SAN JUAN, Puerto Rico – The crew of the Coast Guard Cutter Dauntless rescued 31 Dominican migrants from a 35-foot, fiberglass yola at about 4:17 p.m. Saturday, ending a four-day search.

The rescued migrants were reported to be in good health overall with some exhaustion and dehydration.

After executing more than 20 searches in a search area that spanned more than 2,400 square miles, Coast Guard Sector San Juan search and rescue coordinators received a report at about 2:45 p.m. Saturday from the motor tanker Cap Diamant stating they had located a 35-foot yola with 31 people on board. An HU-25 Falcon jet that had just begun a flight was on-scene within nine minutes and then vectored in the Dauntless. The Dauntless crew was able to verify this was the same vessel from which the initial cell-phone distress call was made Wednesday.

While aboard Dauntless the medical needs of the migrants were attended to and they were provided food and water.
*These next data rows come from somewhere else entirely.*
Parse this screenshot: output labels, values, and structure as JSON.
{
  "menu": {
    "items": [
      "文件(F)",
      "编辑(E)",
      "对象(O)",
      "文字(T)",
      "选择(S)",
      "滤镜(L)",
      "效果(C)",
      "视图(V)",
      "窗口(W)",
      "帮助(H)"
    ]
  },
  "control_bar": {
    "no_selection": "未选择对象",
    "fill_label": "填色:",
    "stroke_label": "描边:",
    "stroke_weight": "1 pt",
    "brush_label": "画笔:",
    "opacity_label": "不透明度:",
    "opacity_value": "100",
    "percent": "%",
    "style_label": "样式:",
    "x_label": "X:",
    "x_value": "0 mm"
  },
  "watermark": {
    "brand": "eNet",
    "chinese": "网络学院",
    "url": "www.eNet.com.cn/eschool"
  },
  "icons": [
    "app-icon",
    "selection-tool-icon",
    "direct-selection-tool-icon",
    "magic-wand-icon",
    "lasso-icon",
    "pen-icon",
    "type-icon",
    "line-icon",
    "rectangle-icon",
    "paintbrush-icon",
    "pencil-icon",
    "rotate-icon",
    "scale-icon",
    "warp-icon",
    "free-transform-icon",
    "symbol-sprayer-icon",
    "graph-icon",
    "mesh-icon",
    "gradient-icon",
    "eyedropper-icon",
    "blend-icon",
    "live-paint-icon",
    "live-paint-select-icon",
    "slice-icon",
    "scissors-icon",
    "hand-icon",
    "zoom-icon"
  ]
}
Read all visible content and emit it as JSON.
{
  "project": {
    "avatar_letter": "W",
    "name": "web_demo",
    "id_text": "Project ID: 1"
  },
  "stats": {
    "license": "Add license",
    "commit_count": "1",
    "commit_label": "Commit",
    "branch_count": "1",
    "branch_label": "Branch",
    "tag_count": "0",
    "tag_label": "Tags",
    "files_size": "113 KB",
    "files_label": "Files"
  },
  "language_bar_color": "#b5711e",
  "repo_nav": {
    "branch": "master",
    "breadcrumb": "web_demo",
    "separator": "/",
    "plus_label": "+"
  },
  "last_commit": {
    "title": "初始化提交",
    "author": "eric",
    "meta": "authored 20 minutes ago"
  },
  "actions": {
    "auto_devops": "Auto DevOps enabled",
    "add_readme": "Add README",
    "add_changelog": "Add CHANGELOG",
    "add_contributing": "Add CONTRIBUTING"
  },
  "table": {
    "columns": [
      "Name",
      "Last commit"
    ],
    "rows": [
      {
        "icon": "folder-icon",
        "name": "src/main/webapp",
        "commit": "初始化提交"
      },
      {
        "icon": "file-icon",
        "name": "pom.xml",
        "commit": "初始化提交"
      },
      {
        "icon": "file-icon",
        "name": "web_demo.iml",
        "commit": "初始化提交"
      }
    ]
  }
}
The U.S. Air Force and Forces United for Rapid Action (FURA) joined search crews from Coast Guard Air Stations Borinquen, Puerto Rico, Clearwater, Fla. and Miami, as well as the Coast Guard Cutter Sapelo, which is home ported in San Juan.

“This case highlights the important role mariners fill in search and rescue,” said Lt. Cmdr. Chris O’Neil, public affairs officer for the Seventh Coast Guard District in Miami. “The call from the Cap Diamant helped us find these people and get them help. This case also demonstrates the dangers migrants of any nationality face when they try to illegally enter the the United States from the sea.”

The 31 migrants were transferred to the Coast Guard Cutter Matinicus Sunday at about 9:35 a.m. and are undergoing biometrics screening (identification through submission of digital photographs and fingerprints).

Migrants who are found to not have criminal or derogatory immigration information after biometrics processing will be repatriated to the Dominican Republic.

Since its inception in Nov. 2006, the U.S. Coast Guard/US-VISIT Biometrics Proof of Concept has collected biometric data on more than 1,117 migrants during more than 41 at-sea interdictions in the Mona Passage. Thus far, more than 70 migrants have been brought ashore for filing of charges and prosecution by the U.S. Attorney’s Office in Puerto Rico.

The biometric capability provides the Coast Guard with an important tool to definitively establish the identity of those interdicted at sea who may attempt to enter or re-enter the United States illegally, or who may pose a threat to national security.

Collecting biometric identification supports the U.S. Government’s efforts to target human smugglers and protect migrants put at risk attempting to enter the United States illegally from the sea.

If you have any problems viewing this article, please report it here.